By now, we’ve known that no matter what we do, our government’s finances and our economy as a whole will always be a little rocky. We’re straddled with issues and problems, some which we can do something about, others beyond our control.

We cannot do anything about our small island economy except hope for the best and prepare for the worst, year after year. We still have to import most goods and products, a chunk of our workforce consists of people under the CW program, and lacking most natural resources, we produce very little, leaving us doomed as consumers with permanent dependence on factors beyond our control.

These and other issues which until resolved pose an even greater threat to our economic future. These include the exclusion of the Philippines from the H2B program, the scheduled termination of the CNMI investor visa (E2C) this December, and the problems associated with the CW program including the millions being sent off-island instead of being spent locally, the programmed decline in numbers and the newly adopted policies and rules by the U.S. Department of Labor with regard to the CW program.

Those who cannot even begin their multi-million dollar projects, those whose projects cannot be completed because they cannot get workers, those who slave away each and every day, those who took huge financial risks to open a business, those who have to go above and beyond the daily headaches and deal with those seemingly insurmountable red tape forced upon us by the United States, survival becomes a passionate challenge that they sometimes lose along with confidence in our government, our economy and the CNMI as a whole.
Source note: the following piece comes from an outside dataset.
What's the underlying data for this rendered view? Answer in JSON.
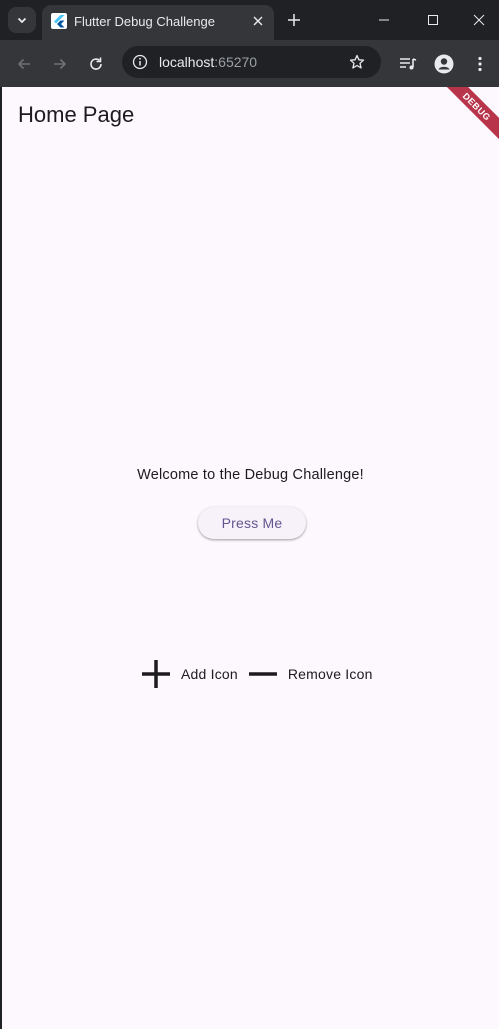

In the end, many businesses leave with many more have very little options.

Which brings up a question, is there something we can do?

Sure, here and now, fiscal responsibility and accountability are key to continued government operations. There is a need to downsize the government to something that is affordable and efficient. The pay raises just because there are programmed extras in the budget need to be reined in. Better to have control and continuity than letting the fat checks loose while the public suffers.

There are complaints about the number of agencies in the government, the number of lawyers in these agencies in spite of the presence and mission of the AG’s Office, our government’s inability to solve those problems which have plagued the community for way too long (highways which are atrocious, lack of sidewalks for residents and tourists alike, poorly marked pedestrian crosswalks and curbs, etc.), dilapidated and yet to be rebuilt school structures and complexes, the multitude of boards and board members, even the obvious disparity in the numbers and representation in the Legislature (key factor being population sizes in the three islands), all these are costs which need to be brought under control.

Now, for those factors which can and do limit and to a degree choke our economy, how about action thru the U.S. Congress for the return of our immigration control, the removal of the restrictions by the USDOL and if those fail, the invocation of 902 talks as prescribed by the Covenant. We need workers, we need investors, we need tourists. We need autonomy from the federal government. The Chinese government has already warned its people to not travel to the U.S. Imagine losing the China market. Who will replace that? Japan? Korea? Vietnam? Cambodia, the Philippines? Get real.

We cannot fail our economy. Should that happen, we fail at our democracy. And for generations to come. A worst-case scenario, our economy will tank, people will lose their jobs, cost of living will skyrocket, repossessions and foreclosures will happen for so many and crimes will go up.

Bottom line, we need for our government to act on behalf of the public it represents. Like it or not, we need favorable economic conditions in order to ensure growth and sustainability not only now but for generations to come.

Well, there you have it. And no matter your views, no matter your hopes, it boils down to this: Action not baseless rhetoric. Failure is not an option.

The writer is a resident of Kannat Tabla, Saipan.